(What to work on)
In the entries below, every line that contains "design" must be located and copied.

==== Data for the task

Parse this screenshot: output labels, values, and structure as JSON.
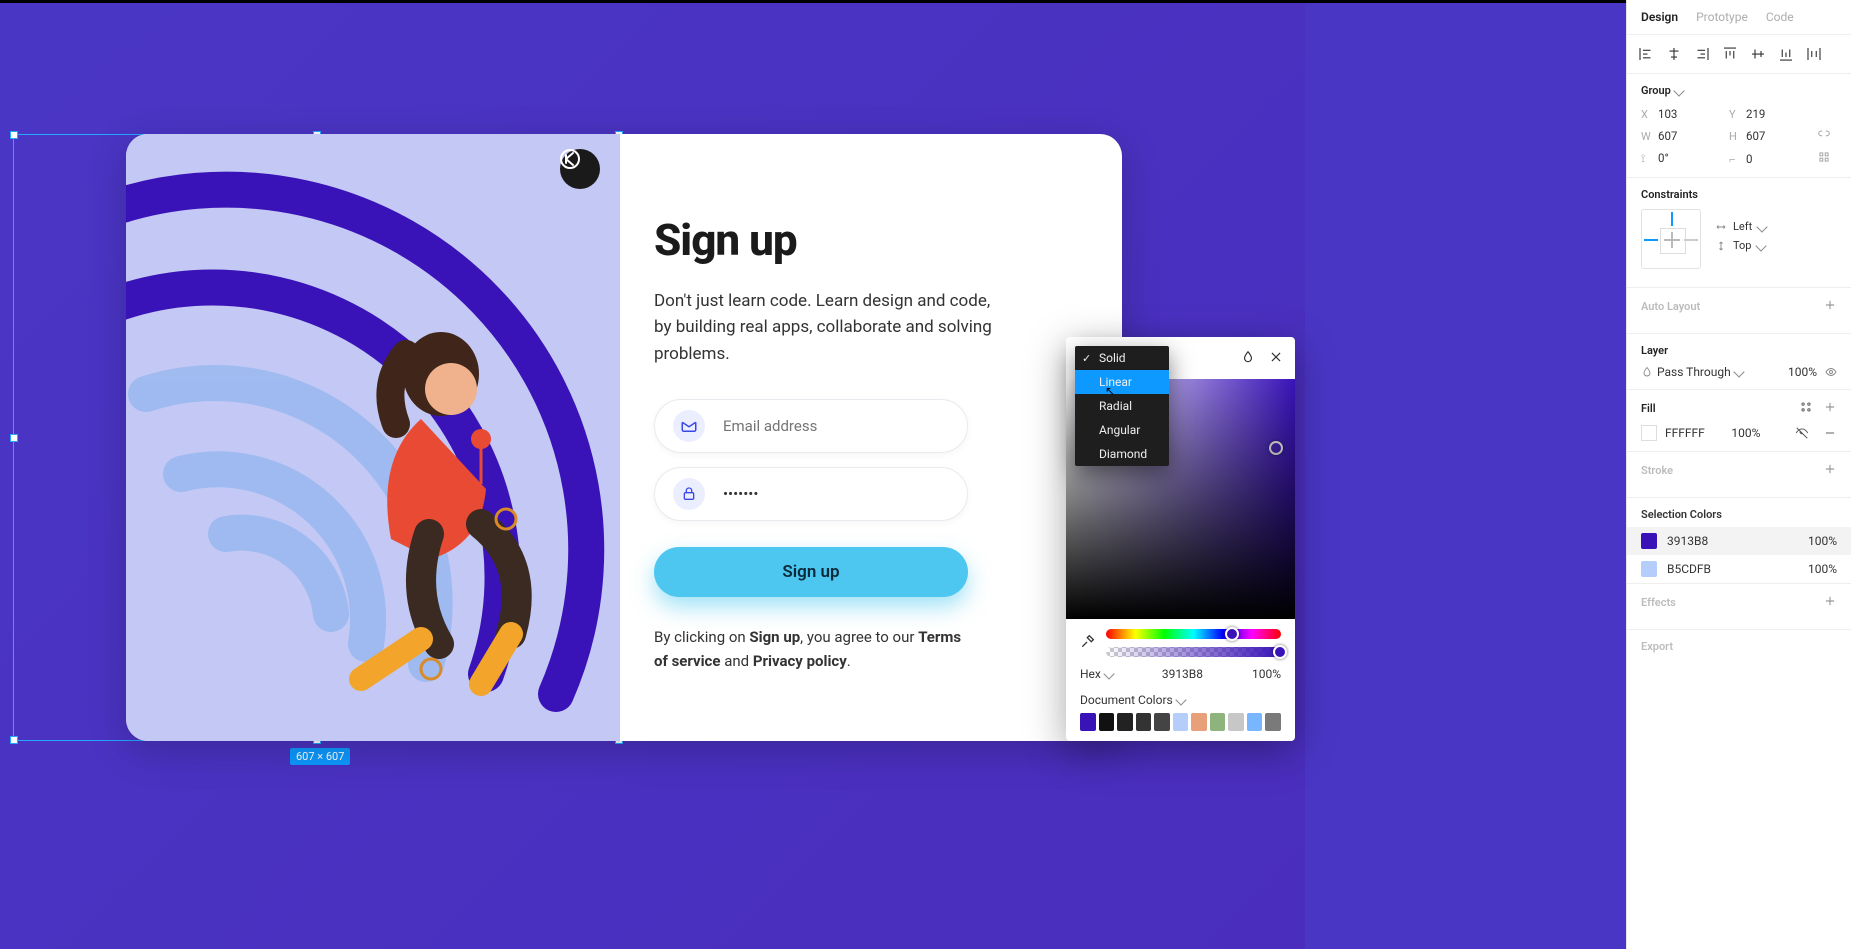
{
  "tabs": {
    "design": "Design",
    "prototype": "Prototype",
    "code": "Code"
  },
  "group": {
    "label": "Group",
    "x_label": "X",
    "x": "103",
    "y_label": "Y",
    "y": "219",
    "w_label": "W",
    "w": "607",
    "h_label": "H",
    "h": "607",
    "rot_label": "",
    "rot": "0°",
    "corner_label": "",
    "corner": "0"
  },
  "constraints": {
    "title": "Constraints",
    "h": "Left",
    "v": "Top"
  },
  "auto_layout": {
    "title": "Auto Layout"
  },
  "layer": {
    "title": "Layer",
    "mode": "Pass Through",
    "opacity": "100%"
  },
  "fill": {
    "title": "Fill",
    "hex": "FFFFFF",
    "opacity": "100%"
  },
  "stroke": {
    "title": "Stroke"
  },
  "selection_colors": {
    "title": "Selection Colors",
    "items": [
      {
        "hex": "3913B8",
        "opacity": "100%",
        "color": "#3913B8"
      },
      {
        "hex": "B5CDFB",
        "opacity": "100%",
        "color": "#B5CDFB"
      }
    ]
  },
  "effects": {
    "title": "Effects"
  },
  "export": {
    "title": "Export"
  },
  "picker": {
    "types": [
      "Solid",
      "Linear",
      "Radial",
      "Angular",
      "Diamond"
    ],
    "checked": "Solid",
    "hover": "Linear",
    "hex_label": "Hex",
    "hex": "3913B8",
    "alpha": "100%",
    "doc_label": "Document Colors",
    "doc_swatches": [
      "#3913b8",
      "#111",
      "#222",
      "#333",
      "#444",
      "#b5cdfb",
      "#e8a07a",
      "#8fb37d",
      "#c7c7c7",
      "#78b6ff",
      "#7a7a7a"
    ]
  },
  "selection_badge": "607 × 607",
  "card": {
    "title": "Sign up",
    "desc": "Don't just learn code. Learn design and code, by building real apps, collaborate and solving problems.",
    "email_placeholder": "Email address",
    "password_value": "*******",
    "button": "Sign up",
    "terms_pre": "By clicking on ",
    "terms_signup": "Sign up",
    "terms_mid": ", you agree to our ",
    "terms_tos": "Terms of service",
    "terms_and": " and ",
    "terms_pp": "Privacy policy",
    "terms_dot": "."
  }
}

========

(Result for this exercise)
    "design": "Design",
    "desc": "Don't just learn code. Learn design and code, by building real apps, collaborate and solving problems.",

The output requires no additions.